“He’s now become honorary staff,” Blumenauer spokesman Patrick Malone said of flat Reagan. “It would seem strange to just fold him up and put him in the closet.” Malone bought the cardboard cutout of Reagan for his boss online before Thanksgiving to beat the cardboard-cutout Cyber Monday rush. (Sure enough, you, too, can own one for a bargain $29.95.)

Don’t mess with Kentucky

Senate votes on judicial confirmations often follow party lines, with the — for now — Democratic majority voting for and Republicans generally voting against President Obama’s nominees. But sometimes it doesn’t work that way.

On Thursday, 18 Republicans voted to cut off debate and bring the nomination of Gregory Stivers for a U.S. District Court seat to a vote. But 23 GOP senators voted against allowing the Kentucky lawyer’s nomination to come up.

They might come to regret that vote when incoming Senate Majority Leader Mitch McConnell (R-Ky.), who naturally supported Stivers, takes over.

Even worse, if Sen. Rand Paul (R-Ky.) becomes president, he may remember who voted against allowing a vote on the nomination of a man Paul introduced with high praise to the Senate Judiciary Committee.

“I’ve known Greg Stivers for over 20 years as a friend, neighbor and father,” Paul said. “He’s respected in the community, he has wisdom, a sense of justice and a fidelity to the rule of law.”

Stivers eventually was confirmed on a voice vote.

Some might say “nothing personal,” just a protest against outgoing Senate Majority Leader Harry Reid’s use of the “nuclear option” to limit filibusters on nominations. And Paul may be a forgiving guy, but to put Stivers through all the paperwork, the vetting, the hearing and then vote against him . . .

Time is running out

You can almost hear the nail-biting as some 130 increasingly desperate Obama nominees await Senate action this week or next on their bids for top administration jobs.

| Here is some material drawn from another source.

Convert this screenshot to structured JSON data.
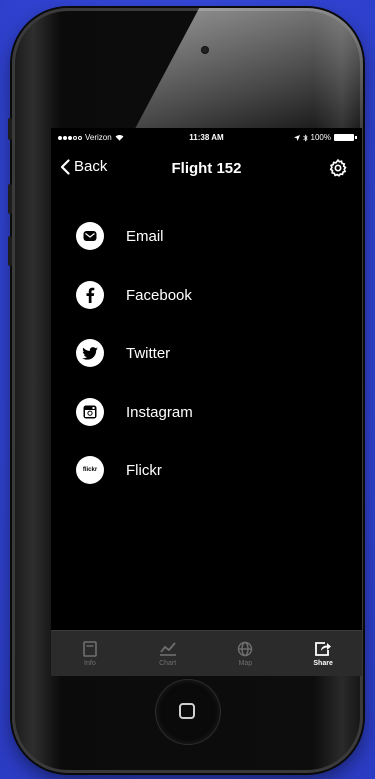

It’s as tense as waiting to see whether you’re “safe” on “American Idol.”

And if you make it onto outgoing Senate Majority Leader Harry Reid’s schedule, it’s pretty much assured you’ll be safe.

The Senate on Thursday morning approved Franklin Orr to be the Energy Department’s undersecretary for science and Joseph Hezir to be the chief financial officer there.

And, in addition to Stivers, two other judges were approved Thursday afternoon: Joseph Leeson for a district seat in Pennsylvania, and Lydia Griggsby for the U.S. Court of Federal Claims.

Also on Harry’s list and “safe” are Jeffery Baran to be a member of the Nuclear Regulatory Commission, Lauren McFerran to be a member of the National Labor Relations Board and Ellen Williams to head the Energy Department’s Advanced Research Projects Agency-Energy. Confirmations are likely Monday.

And two nominees for the Tennessee Valley Authority — Virginia Lodge and Ronald Walter — are on the list for confirmation votes next week.

Not on the list? The Senate may be closing up shop at the end of next week, so better start calling in every last chit you have. Move fast.

Technical difficulties

Scoring an on-the-record interview with a top White House official is almost as hard as getting a bill passed in Congress.

So when President Obama’s most trusted adviser, Valerie Jarrett, agreed to a sit-down with Washington Post Magazine writer Joe Heim, it was quite the get — and even then it had to be rescheduled several times.

A few weeks ago, Heim finally headed over to the Eisenhower Executive Office Building to interview Jarrett for the magazine’s “Just Asking” feature. But then, when the interview was over, he checked his iPhone recorder and only the first two minutes were there. This is a reporter’s worst nightmare.

“I immediately felt just a wave of heat go through my body, just sheer terror,” Heim told the Loop.

But Jarrett took sympathy on him and let him do a redo by phone that afternoon.

He asked Jarrett what she thought of a reporter who has to ask for a do-over because his recorder didn’t work.

“That he’s human. And it’s extremely refreshing,” she said.

Jarrett, naturally, didn’t dish on the Obamas. But she did criticize unnamed former officials who wrote tell-all books after they left the White House, saying such jobs “should come with a level of loyalty and silence. At least until the president is out of office.”

— With Colby Itkowitz

Twitter: @KamenInTheLoop, @ColbyItkowitz